TASK ITEM: Only lines holding the word "number" are wanted from the records; copy all of them.

==================================================

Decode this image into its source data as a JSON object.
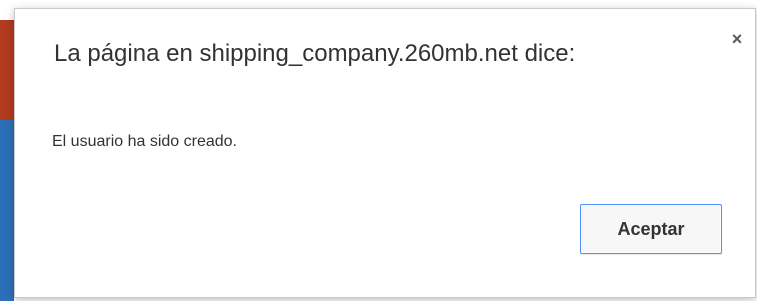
{
  "dialog": {
    "title": "La página en shipping_company.260mb.net dice:",
    "message": "El usuario ha sido creado.",
    "close_symbol": "×",
    "ok_label": "Aceptar"
  },
  "colors": {
    "focus_border": "#4d90fe",
    "text": "#333333"
  }
}
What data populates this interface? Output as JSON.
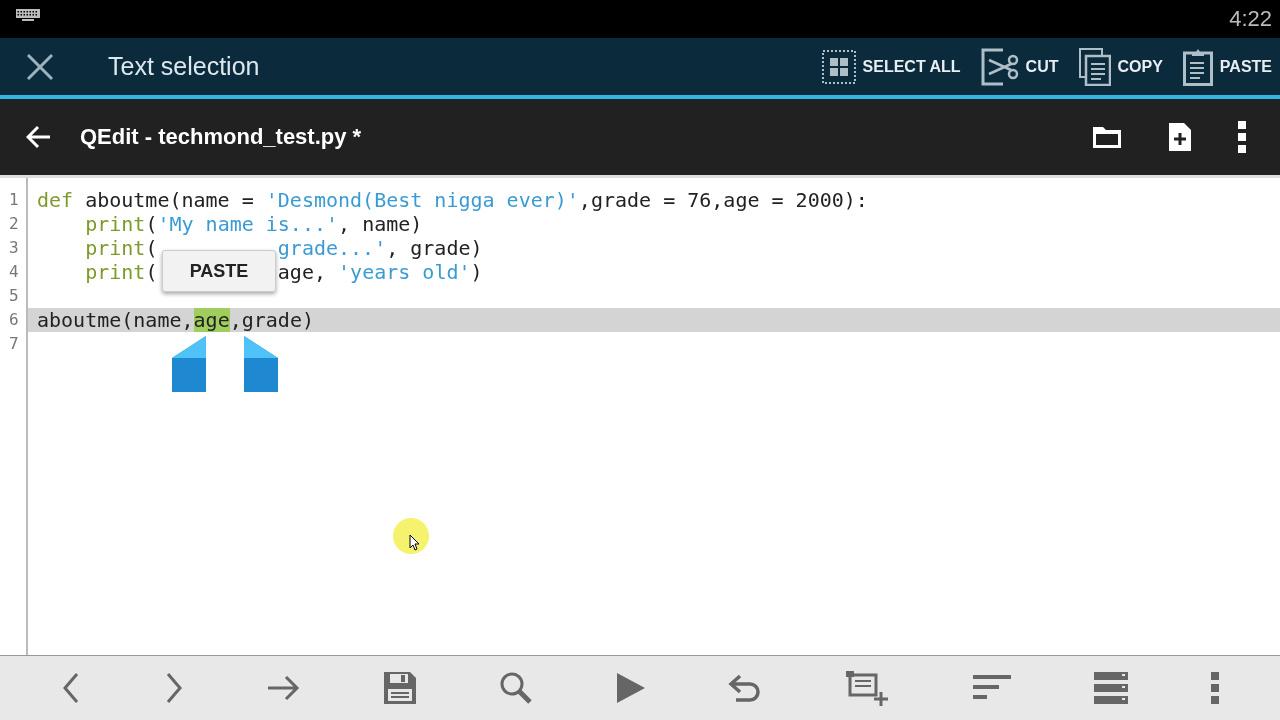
{
  "status_bar": {
    "time": "4:22"
  },
  "action_mode": {
    "title": "Text selection",
    "actions": [
      {
        "kind": "select_all",
        "label": "SELECT ALL"
      },
      {
        "kind": "cut",
        "label": "CUT"
      },
      {
        "kind": "copy",
        "label": "COPY"
      },
      {
        "kind": "paste",
        "label": "PASTE"
      }
    ]
  },
  "app_bar": {
    "title": "QEdit - techmond_test.py *"
  },
  "editor": {
    "lines": [
      {
        "number": "1",
        "current": false,
        "tokens": [
          {
            "kind": "keyword",
            "text": "def"
          },
          {
            "kind": "plain",
            "text": " aboutme(name = "
          },
          {
            "kind": "string",
            "text": "'Desmond(Best nigga ever)'"
          },
          {
            "kind": "plain",
            "text": ",grade = 76,age = 2000):"
          }
        ]
      },
      {
        "number": "2",
        "current": false,
        "indented": true,
        "tokens": [
          {
            "kind": "keyword",
            "text": "print"
          },
          {
            "kind": "plain",
            "text": "("
          },
          {
            "kind": "string",
            "text": "'My name is...'"
          },
          {
            "kind": "plain",
            "text": ", name)"
          }
        ]
      },
      {
        "number": "3",
        "current": false,
        "indented": true,
        "tokens": [
          {
            "kind": "keyword",
            "text": "print"
          },
          {
            "kind": "plain",
            "text": "("
          },
          {
            "kind": "string",
            "text": "grade...'",
            "after_gap": true
          },
          {
            "kind": "plain",
            "text": ", grade)"
          }
        ]
      },
      {
        "number": "4",
        "current": false,
        "indented": true,
        "tokens": [
          {
            "kind": "keyword",
            "text": "print"
          },
          {
            "kind": "plain",
            "text": "("
          },
          {
            "kind": "plain",
            "text": "age, ",
            "after_gap": true
          },
          {
            "kind": "string",
            "text": "'years old'"
          },
          {
            "kind": "plain",
            "text": ")"
          }
        ]
      },
      {
        "number": "5",
        "current": false
      },
      {
        "number": "6",
        "current": true,
        "tokens": [
          {
            "kind": "plain",
            "text": "aboutme(name,"
          },
          {
            "kind": "selected",
            "text": "age"
          },
          {
            "kind": "plain",
            "text": ",grade)"
          }
        ]
      },
      {
        "number": "7",
        "current": false
      }
    ],
    "popup": {
      "label": "PASTE"
    }
  }
}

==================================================

RESPONSE TO THE EXERCISE:
        "number": "1",
        "number": "2",
        "number": "3",
        "number": "4",
        "number": "5",
        "number": "6",
        "number": "7",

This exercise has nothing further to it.